The Golden Tower

- During 20-25 seconds, the lift moves with nearly constant velocity to the highest point, about 60 m up. What forces act on you during this part of the ride?
- The graph below shows accelerometer and elevation data for the ride.
- At the top, you have about 7-10 seconds to enjoy the view.
How far can you see from the top? Use Pythagoras theorem to work out how far away the horizon is when you are h = 60 m above sea level. Can you see Malmö? Landskrona? Ven? Roskilde? Elsinor?
- The downhill motion starts and you are "shot" down, accelerating nearly twice as fast as during free fall. What are the forces on you during this part of the ride?
- Use the accelerometer graph to draw an approximate graph over velocity and elevation as a function of time, and mark the different parts of the ride. Do you ever experience weightlessness?
- The fall lands on pressurized air, and a few up- and down bounces. During the first bounce, the accelerometer graph shows that you experience nearly 4g. What are the forces acting on you in that moment? What is your acceleration? Are there moments when the velocity is zero? At what times does the velocity have a maximum? Minimum (i.e. when is it most negative)?
- The diagram to the right show a graph of elevation versus velocity during the bounce. You can draw this type of grahs e.g. for pendulums and harmonic oscillators. If there were no energy losses, the resulting diagrams would instead be closed ellipses. In the graph to the right, both elevation and speed variations get smaller with every bounce, until the ride comes to a complete stop. Read more about Phase Portraits.

To draw these and other graphs: Download the data, which can be used e.g. in spreadsheet programs or in matlab. You may want to look closer at acceleration and velocity during the start of the ride, or as you are shot down. You may have to make small adjustment to the acceleration data to ensure that the velocity approaches zero at the end of the ride. How large is the adjustment?
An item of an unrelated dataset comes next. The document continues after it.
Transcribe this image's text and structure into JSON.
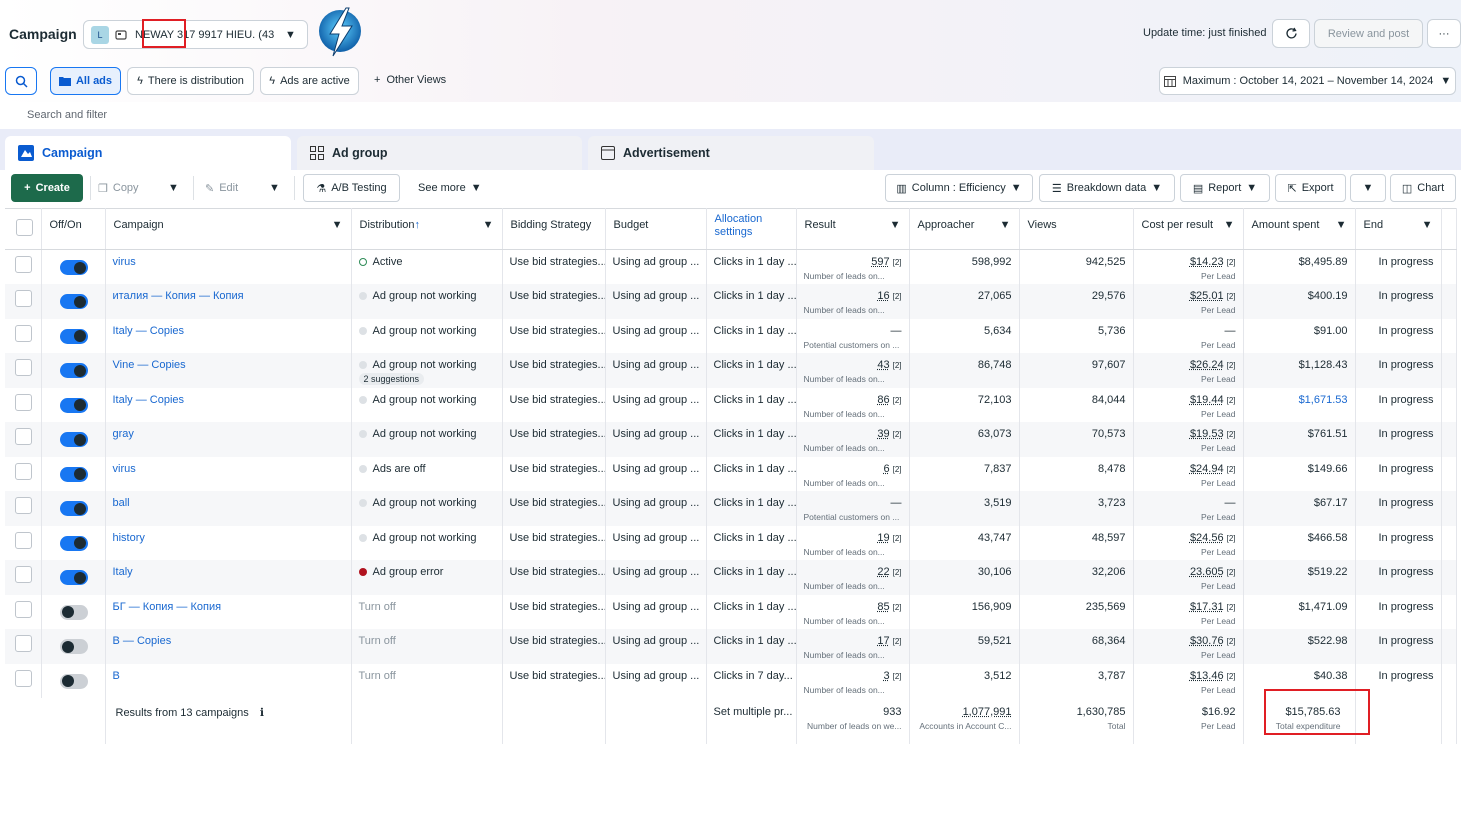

How does it compare to the uncertainty in the data? (Data sheet for the sensor)

You may also compare the results for this ride to other Turbo Drop rides, such as Höjdskräcken at Liseberg

http://physics.gu.se/LISEBERG/tivoli/, April 2010

Ann-Marie Pendrill,